According to the proposed settlement, L3 disagreed with the plaintiffs’ analysis on methodological grounds, such as which applicants should have been classified as reservists, and said the gap in hiring was attributable to other factors, like disparities in experience.
The case shines a light on two related trends that followed the terrorist attacks on Sept. 11, 2001. The first is the military’s increased reliance on reservists to meet the rising demand for personnel. The second is discrimination against those workers by employers either unaware of or unmoved by the law’s requirements.
“In the wake of 9/11, employers have experienced disruptions due to the amazing rate of call-ups of people — their employees,” Ms. Piscitelli said. Many employers dislike the law at issue, she said, and “there is widespread discrimination.”
Although the military has relied on contractors for decades, its needs since 2001 have also made it far more reliant on personnel provided by companies like L3, said Nora Bensahel, a visiting professor at the Johns Hopkins School of Advanced International Studies.
“Once you’re fighting two wars, the volume of work goes up,” Ms. Bensahel said. “There is more pressure to have as many of the people in uniform as possible doing combat-related things, and contract out all of the other things.”
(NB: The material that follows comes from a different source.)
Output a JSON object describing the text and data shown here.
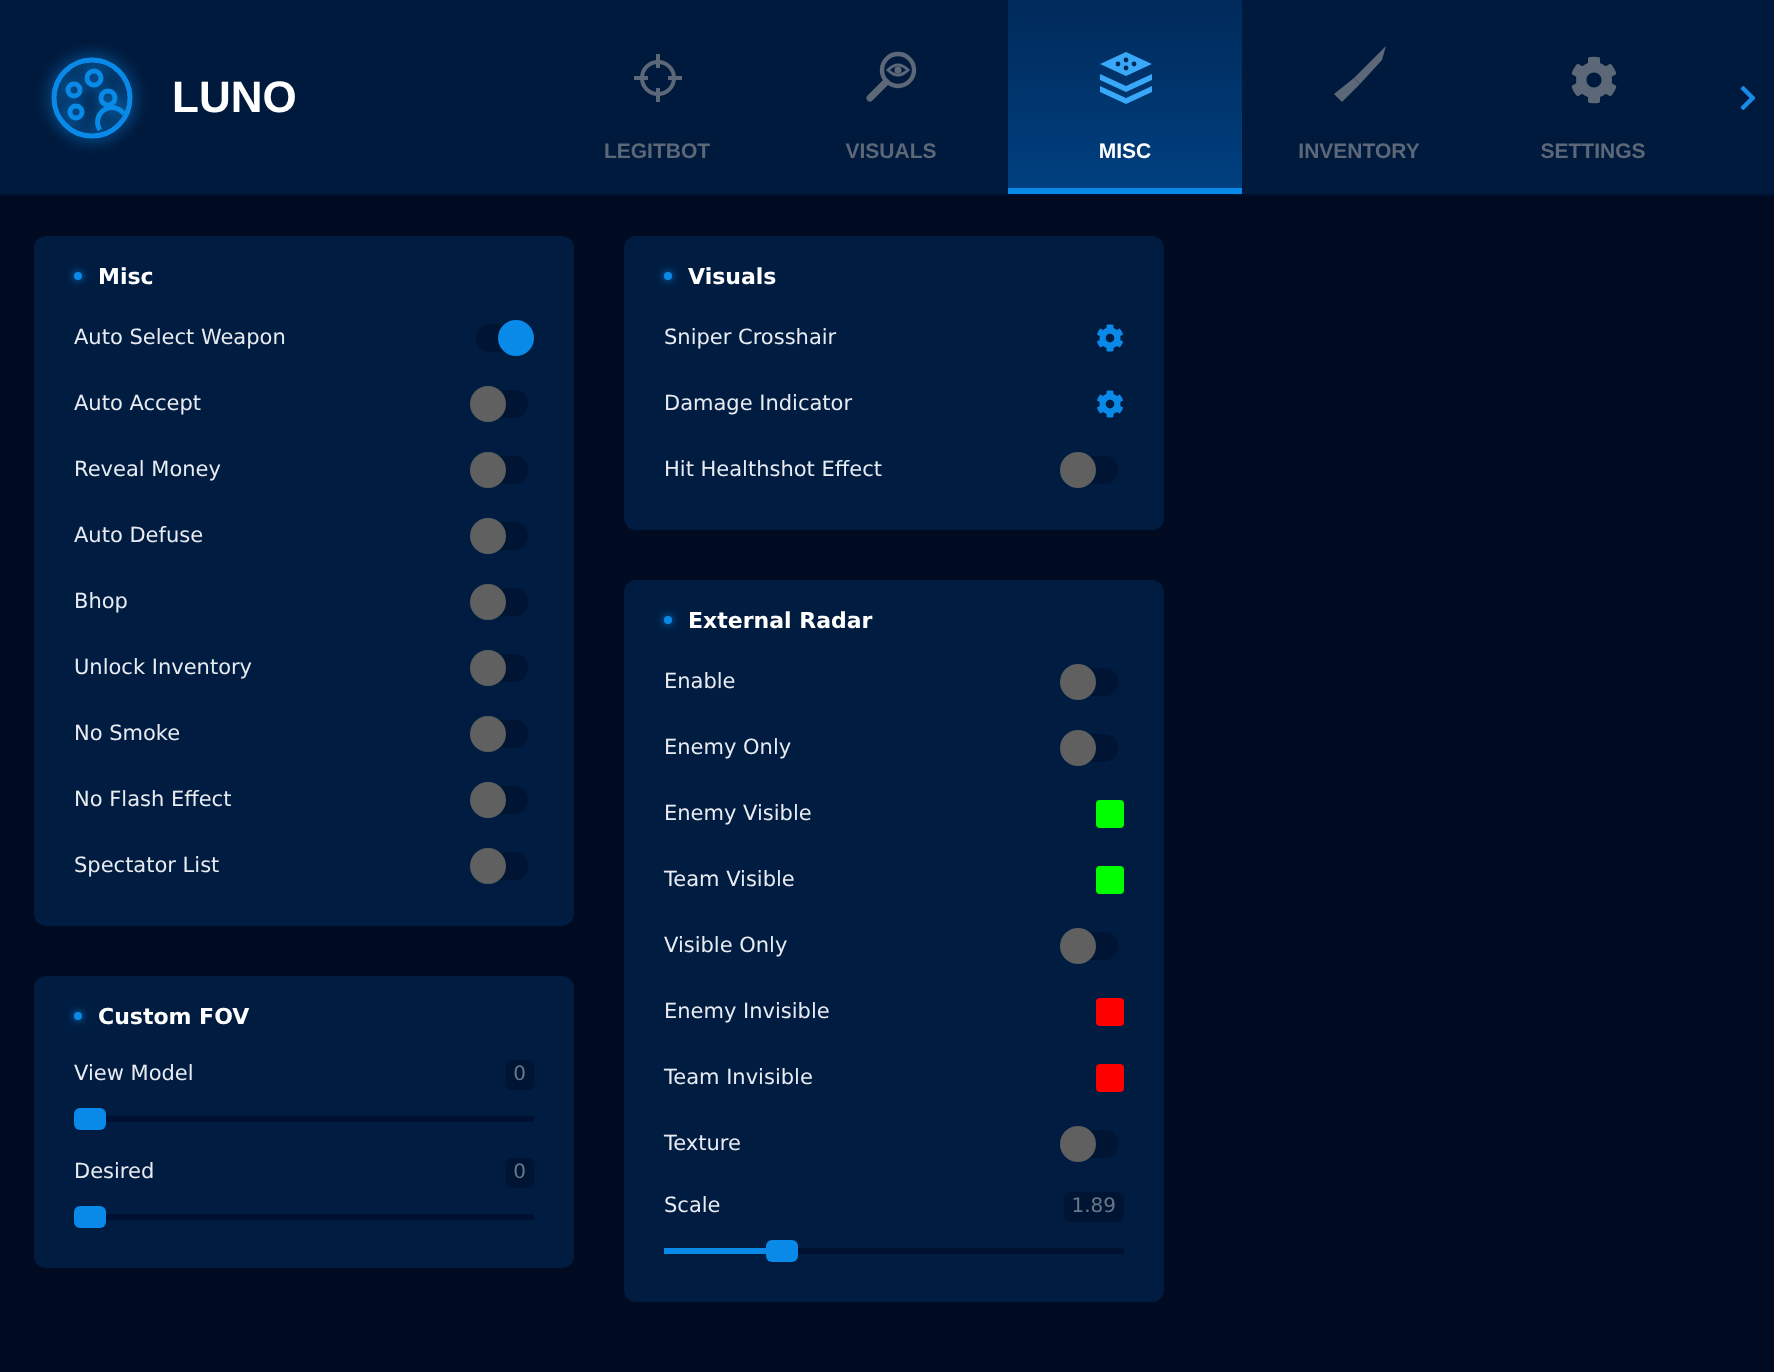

But even though this shift has benefited their bottom lines, contractors are often no less likely to discriminate against reservists than employers in other industries, said one of Mr. Kay’s lawyers, Matthew Crotty. In certain respects, he said, they may be even more hostile to these workers.
Mr. Crotty has litigated several cases against defense companies in recent years, including one involving a certified medical assistant who worked for a contractor at a Navy medical facility. The assistant asserted that she had been fired for taking too much leave to fulfill her Navy Reserve obligations. That case was settled in 2017.